== Data provided

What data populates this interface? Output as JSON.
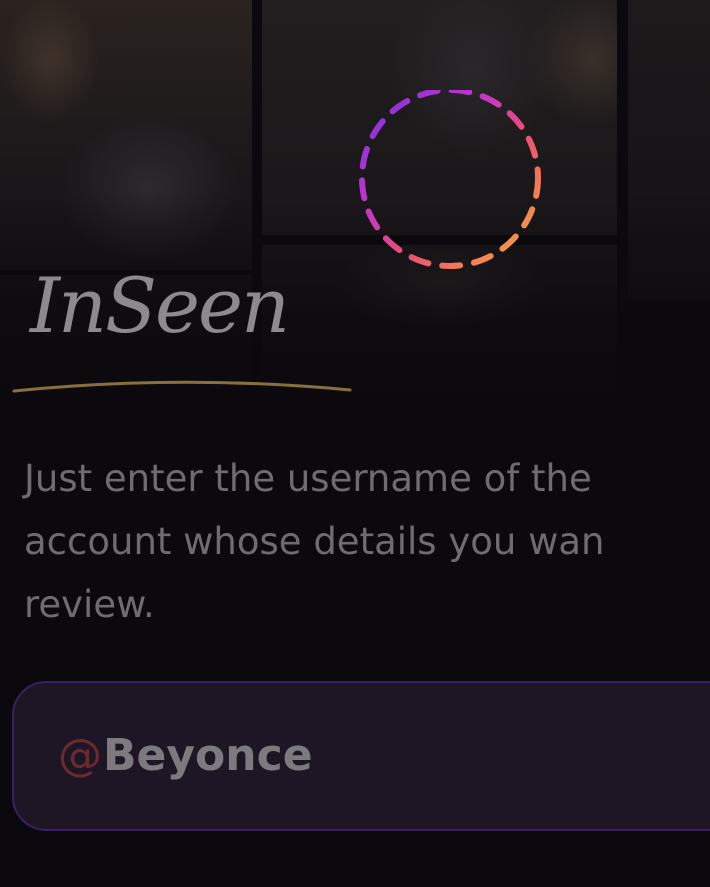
{
  "app": {
    "logo_text": "InSeen"
  },
  "hero": {
    "loading_indicator": "dashed-ring-spinner"
  },
  "description": {
    "lines": [
      "Just enter the username of the",
      "account whose details you wan",
      "review."
    ]
  },
  "search": {
    "prefix": "@",
    "value": "Beyonce"
  },
  "colors": {
    "background": "#0b090d",
    "ring_purple": "#8a2be2",
    "ring_pink": "#e0457b",
    "ring_orange": "#f5a623",
    "input_background": "#1e1624",
    "input_border": "#3a1f62",
    "logo_underline": "#a88a4a"
  }
}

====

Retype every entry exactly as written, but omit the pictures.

(Answer to the exercise)
What data populates this interface? Output as JSON.
{
  "app": {
    "logo_text": "InSeen"
  },
  "hero": {
    "loading_indicator": "dashed-ring-spinner"
  },
  "description": {
    "lines": [
      "Just enter the username of the",
      "account whose details you wan",
      "review."
    ]
  },
  "search": {
    "prefix": "@",
    "value": "Beyonce"
  },
  "colors": {
    "background": "#0b090d",
    "ring_purple": "#8a2be2",
    "ring_pink": "#e0457b",
    "ring_orange": "#f5a623",
    "input_background": "#1e1624",
    "input_border": "#3a1f62",
    "logo_underline": "#a88a4a"
  }
}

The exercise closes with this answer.